Morocco was a trade center for centuries, and you can still see the influences of Arab, Spanish, and French cultures in this design style. It is colorful, casual, and welcoming. Walls are generally heavily textured and painted rich colors. Textiles and tiles are common decorative elements and have bold geographic patters like stars or chevrons. Persian rugs are also common. Furniture is generally made with wood and overstuffed cushions, and additional seating can be accommodated through the use of floor pillows.

Often found in: Greek Revival, Ranch House/Rambler, Spanish Eclectic


Modern architects influenced much of the Northwest's home design, capitalizing on the area’s natural beauty. Wood and stone are used for many elements, and lighting is super important, with many features that let line in and magnify its effects. Tribal art and Japanese designs are also fairly common.

Often found in: Contemporary, Modern, Northwest Contemporary, Pacific Lodge


Shabby Chic combines more casual, romantic furnishings with antiques and elegant adornments. Many times this effect is had by distressing or “aging” older furniture pieces. White and neutral colors are common. Though functional items are used for decoration, this style goes for a less cluttered look than, say, American Country or Moroccan.

Often found in: Colonial, Cottage, Greek Revival, Spanish Eclectic, Tudor Revival, Victorian


Southwestern-styled interiors are known for their desert-inspired designs, as well as influence from Native American tribes from that area. Tile or hardwood floors are usually left bare or covered with wool throw rugs. Traditional Mexican or Southwest Native American art are common, as is distressed wrought iron.

Often found in: Dome, Pueblo Revival, Spanish Eclectic


Traditional style refers to elements popularized in the 18th and 19th centuries.

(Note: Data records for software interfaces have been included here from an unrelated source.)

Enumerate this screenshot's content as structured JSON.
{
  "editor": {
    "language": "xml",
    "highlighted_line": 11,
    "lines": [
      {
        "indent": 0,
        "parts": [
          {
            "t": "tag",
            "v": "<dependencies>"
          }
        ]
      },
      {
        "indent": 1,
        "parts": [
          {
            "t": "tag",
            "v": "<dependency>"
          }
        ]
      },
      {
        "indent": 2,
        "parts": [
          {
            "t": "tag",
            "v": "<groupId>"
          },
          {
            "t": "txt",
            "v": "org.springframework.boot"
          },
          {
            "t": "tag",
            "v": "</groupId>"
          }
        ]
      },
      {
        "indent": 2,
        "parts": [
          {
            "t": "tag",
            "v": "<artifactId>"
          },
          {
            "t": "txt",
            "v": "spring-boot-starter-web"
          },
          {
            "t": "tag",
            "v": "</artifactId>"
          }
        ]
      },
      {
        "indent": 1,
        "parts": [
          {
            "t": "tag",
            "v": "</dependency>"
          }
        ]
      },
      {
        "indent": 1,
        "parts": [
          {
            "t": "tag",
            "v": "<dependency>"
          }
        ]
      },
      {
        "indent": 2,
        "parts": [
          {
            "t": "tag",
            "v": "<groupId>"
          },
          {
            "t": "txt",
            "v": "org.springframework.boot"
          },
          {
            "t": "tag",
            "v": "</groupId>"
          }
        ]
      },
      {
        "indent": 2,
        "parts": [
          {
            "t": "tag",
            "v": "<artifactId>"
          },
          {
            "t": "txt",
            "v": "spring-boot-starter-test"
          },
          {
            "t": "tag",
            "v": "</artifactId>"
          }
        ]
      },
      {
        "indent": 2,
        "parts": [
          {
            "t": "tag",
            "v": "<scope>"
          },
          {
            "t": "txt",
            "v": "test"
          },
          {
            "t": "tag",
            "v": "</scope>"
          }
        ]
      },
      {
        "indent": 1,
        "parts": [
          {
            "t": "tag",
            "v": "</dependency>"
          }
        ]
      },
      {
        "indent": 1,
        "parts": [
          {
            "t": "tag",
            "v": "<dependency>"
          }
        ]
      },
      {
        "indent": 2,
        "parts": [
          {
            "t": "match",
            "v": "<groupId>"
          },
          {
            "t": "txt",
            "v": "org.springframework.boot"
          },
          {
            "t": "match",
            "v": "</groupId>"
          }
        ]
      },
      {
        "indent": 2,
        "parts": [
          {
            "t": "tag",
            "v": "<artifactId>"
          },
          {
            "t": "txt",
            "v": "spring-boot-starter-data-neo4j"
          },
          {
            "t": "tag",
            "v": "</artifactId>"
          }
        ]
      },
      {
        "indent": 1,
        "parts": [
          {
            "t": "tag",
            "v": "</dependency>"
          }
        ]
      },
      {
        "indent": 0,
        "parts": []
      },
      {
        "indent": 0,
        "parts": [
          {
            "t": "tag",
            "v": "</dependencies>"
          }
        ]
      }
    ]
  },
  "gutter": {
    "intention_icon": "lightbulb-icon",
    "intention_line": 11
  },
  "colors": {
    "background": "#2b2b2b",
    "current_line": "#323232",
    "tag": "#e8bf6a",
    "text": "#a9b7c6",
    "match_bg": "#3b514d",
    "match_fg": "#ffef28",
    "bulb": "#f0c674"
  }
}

Much attention is paid to the “silhouettes” or design lines of the room. Furniture includes things like wing-backed chairs, claw footed tables, and curved furniture pieces. Fabrics in a traditional room are generally neither too shiny, nor too textured, with solid, muted patterns.

Often found in: Colonial, Cape Cod, Greek Revival, Tudor Revival, Victorian


Transitional style is a merging of traditional and contemporary furniture, finishes, materials, and fabrics. For example, dark colors might be used to add depth to more neutral colors like taupe, tan, and vanilla; furniture aims to be simple yet sophisticated; fabrics may be textured or contain graphic patterns, but against sleek wood frames.

Often found in: Condominium, Greek Revival, Loft, Modern, Townhome, Victorian


The history of Victorian design is firmly rooted in nineteenth century England, when Queen Victoria reigned over a global trading powerhouse. It was an era of ornate decoration where order was brought to variety and chaos. Victorian interiors often are often filled with objects that reflect the owner's interest, such as antique vases, antiques, vintage books, etc. Carved wood chairs and furnishings are typical.

Often found in: Cape Cod, Greek Revival, Tudor Revival, Victorian